Work request —
Restate every line below word for word, but drop each picture.

Excerpts from an interface dataset:
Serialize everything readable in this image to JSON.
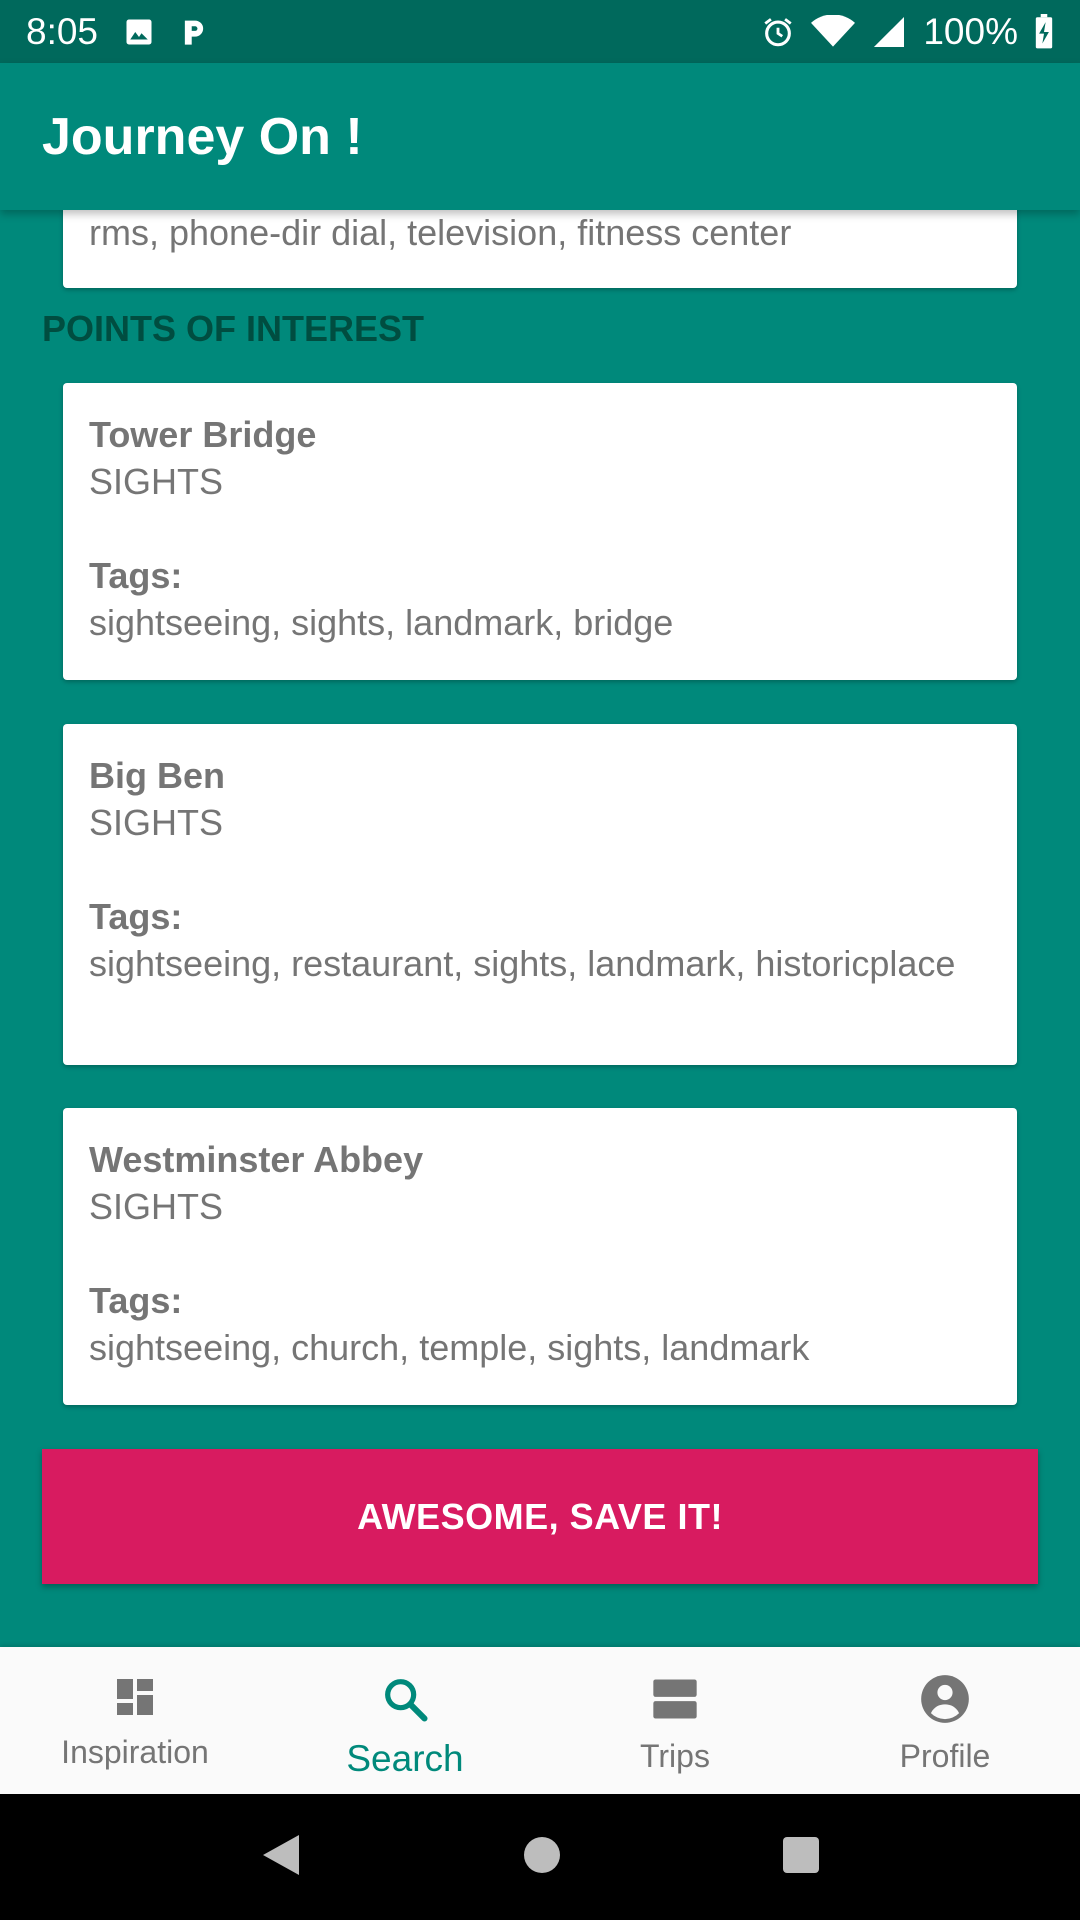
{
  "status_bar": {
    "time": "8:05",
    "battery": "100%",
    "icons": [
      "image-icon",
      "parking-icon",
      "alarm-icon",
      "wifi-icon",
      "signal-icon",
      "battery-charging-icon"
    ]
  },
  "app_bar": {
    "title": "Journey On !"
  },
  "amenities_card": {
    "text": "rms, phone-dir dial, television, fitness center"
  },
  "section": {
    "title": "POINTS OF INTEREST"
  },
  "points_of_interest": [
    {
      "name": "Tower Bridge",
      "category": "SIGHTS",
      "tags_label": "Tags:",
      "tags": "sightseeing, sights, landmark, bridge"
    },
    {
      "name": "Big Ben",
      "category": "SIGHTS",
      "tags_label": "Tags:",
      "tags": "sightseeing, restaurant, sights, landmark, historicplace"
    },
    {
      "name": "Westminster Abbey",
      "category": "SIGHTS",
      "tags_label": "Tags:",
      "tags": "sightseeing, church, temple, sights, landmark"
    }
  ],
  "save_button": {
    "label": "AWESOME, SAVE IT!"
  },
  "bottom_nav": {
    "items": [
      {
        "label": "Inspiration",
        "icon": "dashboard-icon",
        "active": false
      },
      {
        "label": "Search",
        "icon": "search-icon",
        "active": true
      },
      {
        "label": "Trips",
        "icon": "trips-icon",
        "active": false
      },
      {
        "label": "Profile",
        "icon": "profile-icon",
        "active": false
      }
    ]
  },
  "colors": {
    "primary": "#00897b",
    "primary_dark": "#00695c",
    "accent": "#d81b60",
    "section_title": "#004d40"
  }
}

Answer section —
Serialize everything readable in this image to JSON.
{
  "status_bar": {
    "time": "8:05",
    "battery": "100%",
    "icons": [
      "image-icon",
      "parking-icon",
      "alarm-icon",
      "wifi-icon",
      "signal-icon",
      "battery-charging-icon"
    ]
  },
  "app_bar": {
    "title": "Journey On !"
  },
  "amenities_card": {
    "text": "rms, phone-dir dial, television, fitness center"
  },
  "section": {
    "title": "POINTS OF INTEREST"
  },
  "points_of_interest": [
    {
      "name": "Tower Bridge",
      "category": "SIGHTS",
      "tags_label": "Tags:",
      "tags": "sightseeing, sights, landmark, bridge"
    },
    {
      "name": "Big Ben",
      "category": "SIGHTS",
      "tags_label": "Tags:",
      "tags": "sightseeing, restaurant, sights, landmark, historicplace"
    },
    {
      "name": "Westminster Abbey",
      "category": "SIGHTS",
      "tags_label": "Tags:",
      "tags": "sightseeing, church, temple, sights, landmark"
    }
  ],
  "save_button": {
    "label": "AWESOME, SAVE IT!"
  },
  "bottom_nav": {
    "items": [
      {
        "label": "Inspiration",
        "icon": "dashboard-icon",
        "active": false
      },
      {
        "label": "Search",
        "icon": "search-icon",
        "active": true
      },
      {
        "label": "Trips",
        "icon": "trips-icon",
        "active": false
      },
      {
        "label": "Profile",
        "icon": "profile-icon",
        "active": false
      }
    ]
  },
  "colors": {
    "primary": "#00897b",
    "primary_dark": "#00695c",
    "accent": "#d81b60",
    "section_title": "#004d40"
  }
}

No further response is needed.